[Page and application data records]
──────────────────────────────

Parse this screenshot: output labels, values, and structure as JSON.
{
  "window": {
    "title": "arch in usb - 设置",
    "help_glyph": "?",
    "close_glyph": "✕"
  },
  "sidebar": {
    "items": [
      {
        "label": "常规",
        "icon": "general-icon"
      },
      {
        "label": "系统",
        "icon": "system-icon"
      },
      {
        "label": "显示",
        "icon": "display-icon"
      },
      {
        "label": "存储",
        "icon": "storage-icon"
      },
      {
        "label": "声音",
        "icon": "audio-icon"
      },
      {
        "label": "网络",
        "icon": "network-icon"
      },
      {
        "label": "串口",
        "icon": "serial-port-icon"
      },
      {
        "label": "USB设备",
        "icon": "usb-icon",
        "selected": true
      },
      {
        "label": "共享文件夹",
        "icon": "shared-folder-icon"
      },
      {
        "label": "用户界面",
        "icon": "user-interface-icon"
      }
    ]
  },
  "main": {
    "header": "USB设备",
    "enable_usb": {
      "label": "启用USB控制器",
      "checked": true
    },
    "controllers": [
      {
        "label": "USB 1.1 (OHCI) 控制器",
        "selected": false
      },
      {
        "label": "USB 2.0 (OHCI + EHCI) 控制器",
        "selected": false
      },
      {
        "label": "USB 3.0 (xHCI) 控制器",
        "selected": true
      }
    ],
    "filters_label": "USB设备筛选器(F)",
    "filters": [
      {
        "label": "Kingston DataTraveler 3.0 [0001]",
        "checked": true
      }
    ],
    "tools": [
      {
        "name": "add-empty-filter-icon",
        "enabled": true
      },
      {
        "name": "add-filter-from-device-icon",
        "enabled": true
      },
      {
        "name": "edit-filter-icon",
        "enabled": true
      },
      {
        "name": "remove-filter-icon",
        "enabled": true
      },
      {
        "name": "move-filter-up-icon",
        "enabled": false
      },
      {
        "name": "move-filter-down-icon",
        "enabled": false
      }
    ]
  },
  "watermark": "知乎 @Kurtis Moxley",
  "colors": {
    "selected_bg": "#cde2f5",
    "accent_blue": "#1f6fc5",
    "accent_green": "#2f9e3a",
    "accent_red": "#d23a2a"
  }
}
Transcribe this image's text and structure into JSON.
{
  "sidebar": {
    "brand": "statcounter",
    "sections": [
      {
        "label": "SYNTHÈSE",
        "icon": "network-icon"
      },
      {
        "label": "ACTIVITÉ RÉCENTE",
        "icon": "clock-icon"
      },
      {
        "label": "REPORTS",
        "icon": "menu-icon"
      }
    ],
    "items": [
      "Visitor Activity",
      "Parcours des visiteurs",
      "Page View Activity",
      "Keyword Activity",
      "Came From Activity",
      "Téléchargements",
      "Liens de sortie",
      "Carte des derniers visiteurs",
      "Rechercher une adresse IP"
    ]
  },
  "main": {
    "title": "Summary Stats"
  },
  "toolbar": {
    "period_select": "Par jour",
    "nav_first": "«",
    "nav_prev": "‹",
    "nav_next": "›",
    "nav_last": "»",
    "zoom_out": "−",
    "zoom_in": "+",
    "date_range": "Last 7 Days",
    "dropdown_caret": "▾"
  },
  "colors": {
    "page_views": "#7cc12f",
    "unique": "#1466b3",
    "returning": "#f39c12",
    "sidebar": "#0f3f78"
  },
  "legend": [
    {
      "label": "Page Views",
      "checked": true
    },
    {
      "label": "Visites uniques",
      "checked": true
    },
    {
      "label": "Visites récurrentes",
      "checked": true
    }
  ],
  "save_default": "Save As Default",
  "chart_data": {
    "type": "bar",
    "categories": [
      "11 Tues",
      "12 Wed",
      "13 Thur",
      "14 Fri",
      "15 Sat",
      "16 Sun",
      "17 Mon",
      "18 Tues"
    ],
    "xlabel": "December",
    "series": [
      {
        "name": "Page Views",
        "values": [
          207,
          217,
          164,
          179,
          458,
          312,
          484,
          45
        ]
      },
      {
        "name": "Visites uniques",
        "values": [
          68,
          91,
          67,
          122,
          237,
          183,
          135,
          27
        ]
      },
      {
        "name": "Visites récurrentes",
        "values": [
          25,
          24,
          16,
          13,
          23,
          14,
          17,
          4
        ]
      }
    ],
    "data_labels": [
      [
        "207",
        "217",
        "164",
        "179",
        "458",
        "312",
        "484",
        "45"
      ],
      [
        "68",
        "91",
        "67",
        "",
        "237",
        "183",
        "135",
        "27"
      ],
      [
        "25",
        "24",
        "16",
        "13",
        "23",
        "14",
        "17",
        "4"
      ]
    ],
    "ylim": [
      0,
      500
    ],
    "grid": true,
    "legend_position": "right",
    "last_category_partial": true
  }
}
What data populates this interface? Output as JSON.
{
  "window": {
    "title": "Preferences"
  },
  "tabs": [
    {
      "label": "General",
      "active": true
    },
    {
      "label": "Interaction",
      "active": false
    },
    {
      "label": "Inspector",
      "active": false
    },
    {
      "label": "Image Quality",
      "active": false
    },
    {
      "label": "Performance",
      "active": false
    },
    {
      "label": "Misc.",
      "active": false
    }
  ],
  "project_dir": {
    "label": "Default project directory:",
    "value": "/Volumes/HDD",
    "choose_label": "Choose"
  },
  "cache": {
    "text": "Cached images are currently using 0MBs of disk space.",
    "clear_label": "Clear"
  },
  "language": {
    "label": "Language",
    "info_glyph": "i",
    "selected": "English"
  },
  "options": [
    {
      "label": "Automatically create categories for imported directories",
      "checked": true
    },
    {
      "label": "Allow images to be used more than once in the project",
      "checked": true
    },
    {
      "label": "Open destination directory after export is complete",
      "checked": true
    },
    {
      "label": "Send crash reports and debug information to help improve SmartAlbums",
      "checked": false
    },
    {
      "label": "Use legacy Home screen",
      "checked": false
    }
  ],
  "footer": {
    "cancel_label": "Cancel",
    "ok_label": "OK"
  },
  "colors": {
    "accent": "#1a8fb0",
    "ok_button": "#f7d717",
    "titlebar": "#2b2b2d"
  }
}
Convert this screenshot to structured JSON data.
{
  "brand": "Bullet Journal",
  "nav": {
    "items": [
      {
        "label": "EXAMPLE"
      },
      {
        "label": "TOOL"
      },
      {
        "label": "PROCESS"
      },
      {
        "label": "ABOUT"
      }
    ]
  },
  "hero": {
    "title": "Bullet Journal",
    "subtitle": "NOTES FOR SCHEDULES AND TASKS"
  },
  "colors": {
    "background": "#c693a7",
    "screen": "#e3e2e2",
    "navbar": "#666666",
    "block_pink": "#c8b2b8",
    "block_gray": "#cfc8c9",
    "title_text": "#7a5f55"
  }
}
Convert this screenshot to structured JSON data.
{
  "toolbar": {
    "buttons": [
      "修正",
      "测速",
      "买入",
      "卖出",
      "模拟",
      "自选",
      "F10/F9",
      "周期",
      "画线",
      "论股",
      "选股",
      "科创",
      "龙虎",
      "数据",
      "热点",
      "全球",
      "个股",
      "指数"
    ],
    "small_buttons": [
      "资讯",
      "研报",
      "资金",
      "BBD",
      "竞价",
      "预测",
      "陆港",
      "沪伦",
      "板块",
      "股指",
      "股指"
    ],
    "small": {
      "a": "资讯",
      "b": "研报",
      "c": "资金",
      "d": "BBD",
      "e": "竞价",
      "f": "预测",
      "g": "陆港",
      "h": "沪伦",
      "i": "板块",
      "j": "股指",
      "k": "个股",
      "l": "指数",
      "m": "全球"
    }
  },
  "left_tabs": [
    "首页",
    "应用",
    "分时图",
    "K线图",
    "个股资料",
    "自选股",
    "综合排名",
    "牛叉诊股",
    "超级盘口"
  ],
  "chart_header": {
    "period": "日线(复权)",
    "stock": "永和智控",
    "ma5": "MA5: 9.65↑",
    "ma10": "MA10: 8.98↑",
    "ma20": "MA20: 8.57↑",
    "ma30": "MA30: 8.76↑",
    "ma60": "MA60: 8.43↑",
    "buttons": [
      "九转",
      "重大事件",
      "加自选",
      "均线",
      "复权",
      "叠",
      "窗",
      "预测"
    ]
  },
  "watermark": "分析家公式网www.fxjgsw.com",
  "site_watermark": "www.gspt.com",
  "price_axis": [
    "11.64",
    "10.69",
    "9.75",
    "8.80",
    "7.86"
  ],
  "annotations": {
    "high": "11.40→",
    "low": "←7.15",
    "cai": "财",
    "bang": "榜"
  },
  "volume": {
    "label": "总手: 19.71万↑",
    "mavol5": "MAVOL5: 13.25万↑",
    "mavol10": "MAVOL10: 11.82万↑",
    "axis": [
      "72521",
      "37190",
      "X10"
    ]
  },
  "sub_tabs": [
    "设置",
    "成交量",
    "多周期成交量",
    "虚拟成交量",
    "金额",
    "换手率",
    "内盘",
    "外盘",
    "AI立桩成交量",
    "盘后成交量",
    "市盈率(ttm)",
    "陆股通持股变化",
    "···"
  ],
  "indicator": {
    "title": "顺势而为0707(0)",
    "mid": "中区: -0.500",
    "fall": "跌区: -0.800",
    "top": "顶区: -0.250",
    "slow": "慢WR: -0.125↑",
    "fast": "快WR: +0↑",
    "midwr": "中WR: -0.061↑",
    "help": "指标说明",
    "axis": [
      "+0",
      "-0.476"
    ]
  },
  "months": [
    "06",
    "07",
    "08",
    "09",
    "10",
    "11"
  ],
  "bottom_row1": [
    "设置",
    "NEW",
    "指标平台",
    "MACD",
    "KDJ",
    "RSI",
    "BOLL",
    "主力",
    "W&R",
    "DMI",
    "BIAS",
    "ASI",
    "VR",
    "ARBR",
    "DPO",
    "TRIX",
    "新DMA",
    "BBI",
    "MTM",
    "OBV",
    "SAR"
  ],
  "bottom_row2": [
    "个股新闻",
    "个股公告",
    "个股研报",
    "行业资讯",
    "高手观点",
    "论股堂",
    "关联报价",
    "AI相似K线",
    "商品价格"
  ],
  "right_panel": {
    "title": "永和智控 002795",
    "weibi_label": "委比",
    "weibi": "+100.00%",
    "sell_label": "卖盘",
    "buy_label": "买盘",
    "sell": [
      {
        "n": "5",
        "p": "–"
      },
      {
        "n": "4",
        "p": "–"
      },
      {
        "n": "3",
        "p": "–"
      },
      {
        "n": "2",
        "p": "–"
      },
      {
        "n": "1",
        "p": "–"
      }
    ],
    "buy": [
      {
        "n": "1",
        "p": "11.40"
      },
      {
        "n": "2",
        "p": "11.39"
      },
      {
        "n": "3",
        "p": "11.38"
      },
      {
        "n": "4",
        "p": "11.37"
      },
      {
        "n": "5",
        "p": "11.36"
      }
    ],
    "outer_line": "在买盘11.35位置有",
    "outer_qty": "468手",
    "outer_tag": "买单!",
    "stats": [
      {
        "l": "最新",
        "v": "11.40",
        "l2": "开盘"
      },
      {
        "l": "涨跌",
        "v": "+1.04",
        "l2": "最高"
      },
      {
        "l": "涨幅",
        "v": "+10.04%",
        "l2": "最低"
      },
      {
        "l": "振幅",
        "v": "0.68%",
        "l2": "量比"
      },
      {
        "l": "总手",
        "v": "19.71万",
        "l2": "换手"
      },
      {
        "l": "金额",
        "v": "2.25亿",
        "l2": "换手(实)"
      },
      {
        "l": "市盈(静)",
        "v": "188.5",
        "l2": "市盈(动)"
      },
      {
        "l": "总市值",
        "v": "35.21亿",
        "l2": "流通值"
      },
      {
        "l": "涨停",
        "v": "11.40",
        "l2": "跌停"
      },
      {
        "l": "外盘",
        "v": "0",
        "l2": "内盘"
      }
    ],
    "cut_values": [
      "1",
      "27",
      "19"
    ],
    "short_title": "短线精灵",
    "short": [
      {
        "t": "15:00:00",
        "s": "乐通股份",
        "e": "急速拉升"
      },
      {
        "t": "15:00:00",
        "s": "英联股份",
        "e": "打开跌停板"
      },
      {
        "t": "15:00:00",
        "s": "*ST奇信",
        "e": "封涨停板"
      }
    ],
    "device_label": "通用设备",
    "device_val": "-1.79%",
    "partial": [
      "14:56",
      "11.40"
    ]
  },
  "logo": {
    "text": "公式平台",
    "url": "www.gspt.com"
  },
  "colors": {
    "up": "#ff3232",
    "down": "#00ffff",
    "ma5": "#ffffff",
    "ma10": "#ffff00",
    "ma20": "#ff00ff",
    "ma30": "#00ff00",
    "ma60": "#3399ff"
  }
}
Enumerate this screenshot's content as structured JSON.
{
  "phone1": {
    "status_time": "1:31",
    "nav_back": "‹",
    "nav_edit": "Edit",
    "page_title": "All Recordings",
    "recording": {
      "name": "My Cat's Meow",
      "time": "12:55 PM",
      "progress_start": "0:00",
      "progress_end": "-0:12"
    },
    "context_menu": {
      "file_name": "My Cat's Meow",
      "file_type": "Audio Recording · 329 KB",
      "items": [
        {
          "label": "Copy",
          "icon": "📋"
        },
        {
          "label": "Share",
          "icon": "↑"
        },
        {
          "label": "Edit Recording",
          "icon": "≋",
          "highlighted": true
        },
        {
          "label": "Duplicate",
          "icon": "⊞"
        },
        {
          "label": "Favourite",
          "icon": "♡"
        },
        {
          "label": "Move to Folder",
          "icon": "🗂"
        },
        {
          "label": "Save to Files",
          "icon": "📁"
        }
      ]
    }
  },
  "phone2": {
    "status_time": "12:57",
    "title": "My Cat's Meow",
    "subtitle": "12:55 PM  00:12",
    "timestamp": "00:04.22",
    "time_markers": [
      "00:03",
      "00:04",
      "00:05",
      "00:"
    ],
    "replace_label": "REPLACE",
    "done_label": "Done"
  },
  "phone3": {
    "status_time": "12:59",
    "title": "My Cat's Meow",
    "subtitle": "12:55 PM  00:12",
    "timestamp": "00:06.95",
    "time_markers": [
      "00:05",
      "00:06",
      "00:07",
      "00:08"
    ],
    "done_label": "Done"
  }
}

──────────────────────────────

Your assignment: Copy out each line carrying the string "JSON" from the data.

Answer to this problem:
Parse this screenshot: output labels, values, and structure as JSON.
Transcribe this image's text and structure into JSON.
What data populates this interface? Output as JSON.
Convert this screenshot to structured JSON data.
Convert this screenshot to structured JSON data.
Enumerate this screenshot's content as structured JSON.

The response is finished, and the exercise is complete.